THESE DAYS, THANKS TO THE INTERNET, Daryl Colyer hasn’t had any trouble finding others who’ve met Bigfoot. Craig Woolheater, for example. The 45-year-old office manager from Dallas came across a seven-foot-tall gray-haired creature on the side of the road in Louisiana when he was driving home from a trip in 1994. The vision so inspired him that in 1999 he founded the Texas Bigfoot Research Center (TBRC), a volunteer-run, self-funded organization dedicated to finding the Lone Star State’s Sasquatch. This closer-to-home version of the BFRO soon caught Colyer’s attention, and after taking on a field expedition for Woolheater in January 2004, he decided he’d work for the TBRC in addition to his regular Bigfoot-hunting gig. A brotherhood was formed, and the two men talk on the phone almost daily, discussing new scientific findings and the anecdotes posted on the group’s Web site, texasbigfoot.com.
Their work is far from boring. Due in part to the TBRC’s efforts, interest in Bigfoot has taken hold in the state, particularly in East Texas, which has the dense woods and plentiful waterways said to be the habitat of choice for this mysterious species. According to Woolheater, there have been about 150 credible sightings each year since he started fielding reports in 2000; investigators believe that there are in fact many Bigfoots populating the area. Nearly every day the center’s thirtysome members communicate via e-mail or phone on some Bigfoot-related subject (what was that strange sound heard recently in the Piney Woods? A whoop? Or more of a chatter? How tall was the creature in that last sighting? What color hair? Any good new devices to use in the woods?). And every fall, Woolheater spearheads a pivotal event for Sasquatch fans everywhere: the TBRC’s Bigfoot conference, held in the East Texas town of Jefferson.

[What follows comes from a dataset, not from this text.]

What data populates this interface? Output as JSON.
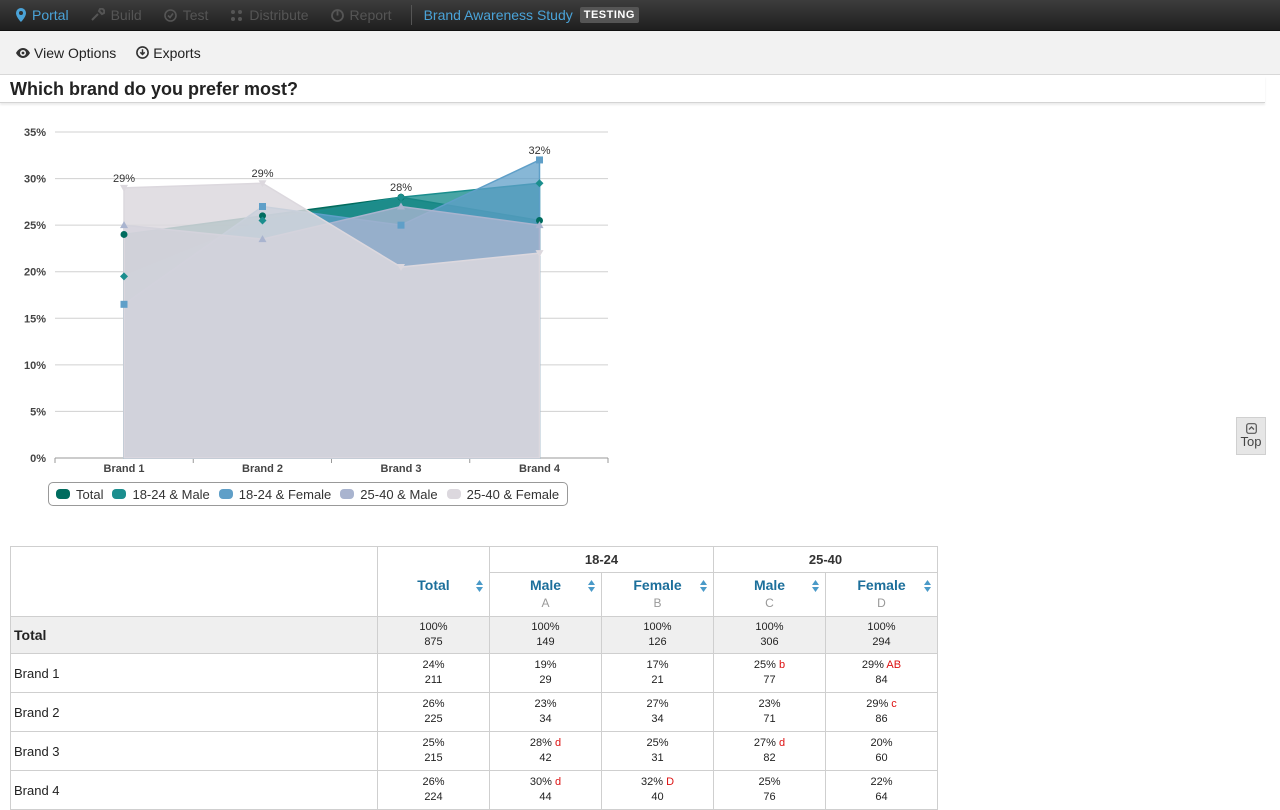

I’m curious about something: If these guys ever do find a Bigfoot, will that be taken as evidence for Intelligent Design, or against it?

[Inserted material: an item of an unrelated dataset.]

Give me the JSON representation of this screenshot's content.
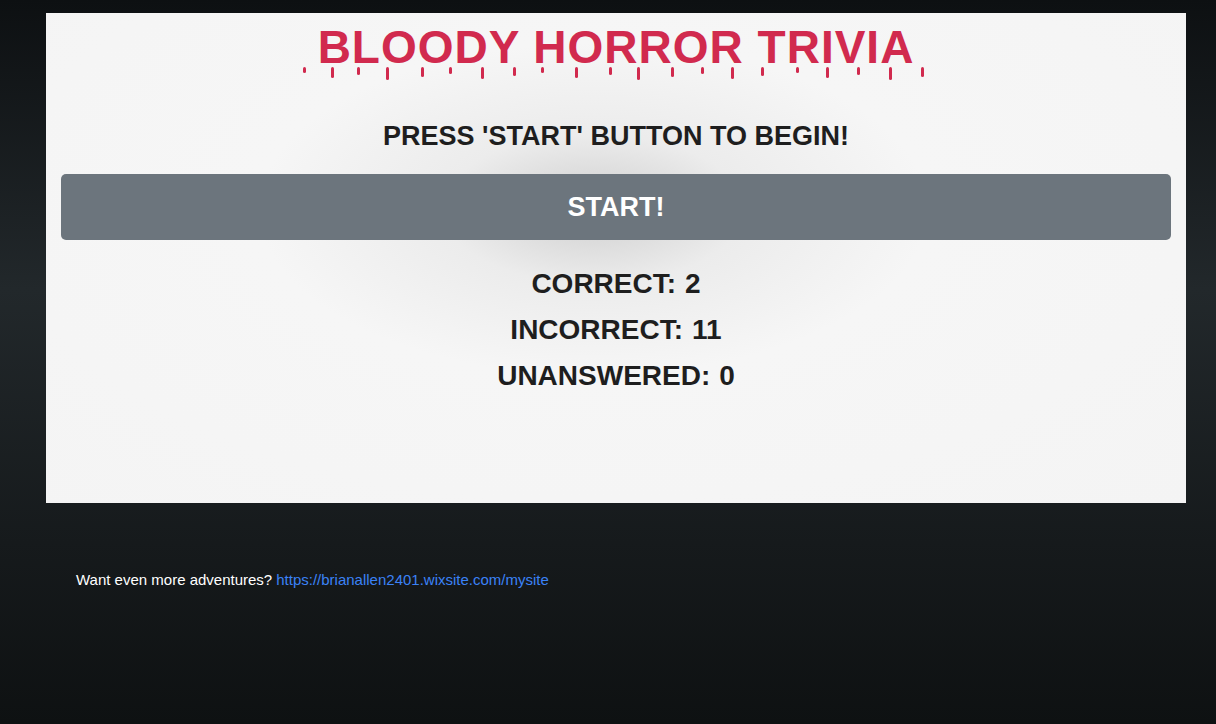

Actually, I’m curious about something else, and I’m glad to see that reporter Katy Vine brought it up:
Which is not to say that everyone warmly embraces the idea of Jefferson as a home for Bigfoot lovers. Many of the natives would rather have the focus on their town’s history, not on ghosts or monsters, and Bigfoot is not a subheading under “zoology.” “Well, why has no one found a body?” they’ll ask.
Woolheater and Colyer are receptive to skeptics’ criticisms. “There is no fossil record of higher-order primates in North America,” Colyer acknowledged.

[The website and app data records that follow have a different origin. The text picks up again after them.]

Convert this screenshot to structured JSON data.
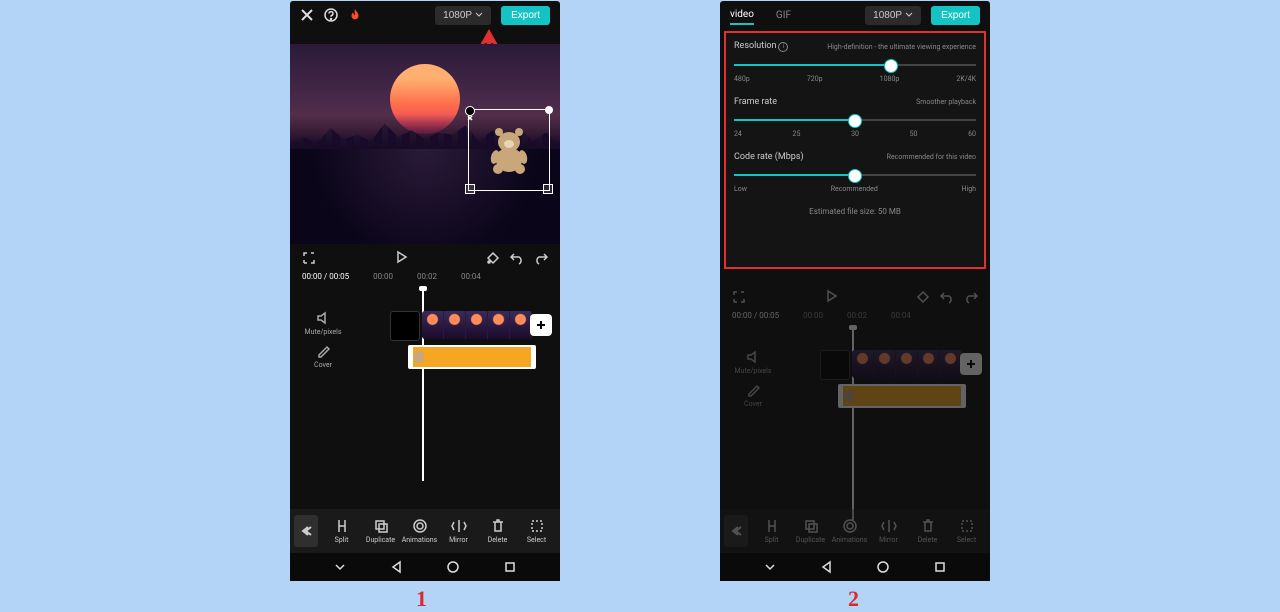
{
  "labels": {
    "one": "1",
    "two": "2"
  },
  "topbar": {
    "resolution": "1080P",
    "export": "Export",
    "tabs": {
      "video": "video",
      "gif": "GIF"
    }
  },
  "timecodes": {
    "cur": "00:00",
    "dur": "00:05",
    "t1": "00:00",
    "t2": "00:02",
    "t3": "00:04"
  },
  "timeline": {
    "mute": "Mute/pixels",
    "cover": "Cover"
  },
  "tools": {
    "split": "Split",
    "duplicate": "Duplicate",
    "animations": "Animations",
    "mirror": "Mirror",
    "delete": "Delete",
    "select": "Select"
  },
  "settings": {
    "resolution": {
      "label": "Resolution",
      "hint": "High-definition - the ultimate viewing experience",
      "ticks": [
        "480p",
        "720p",
        "1080p",
        "2K/4K"
      ],
      "fill": 65
    },
    "framerate": {
      "label": "Frame rate",
      "hint": "Smoother playback",
      "ticks": [
        "24",
        "25",
        "30",
        "50",
        "60"
      ],
      "fill": 50
    },
    "coderate": {
      "label": "Code rate (Mbps)",
      "hint": "Recommended for this video",
      "ticks": [
        "Low",
        "Recommended",
        "High"
      ],
      "fill": 50
    },
    "estimate": "Estimated file size: 50 MB"
  },
  "chart_data": {
    "type": "table",
    "sliders": [
      {
        "name": "Resolution",
        "options": [
          "480p",
          "720p",
          "1080p",
          "2K/4K"
        ],
        "value": "1080p"
      },
      {
        "name": "Frame rate",
        "options": [
          24,
          25,
          30,
          50,
          60
        ],
        "value": 30
      },
      {
        "name": "Code rate (Mbps)",
        "options": [
          "Low",
          "Recommended",
          "High"
        ],
        "value": "Recommended"
      }
    ]
  }
}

“And we’re trying to find something that is not common or identifiable,” said Woolheater.
To put it mildly, that’s not much of an answer. In fact, it’s pretty much 100% BS. I would have liked to have gotten the perspective of a scientist here to explain just how much BS that explanation is (and believe me, it’s a lot of BS), but at least the point was raised.
Anyway. It’s an interesting story, and as with all Texas Monthly previews it’ll be around for a few days, so check it out while you can.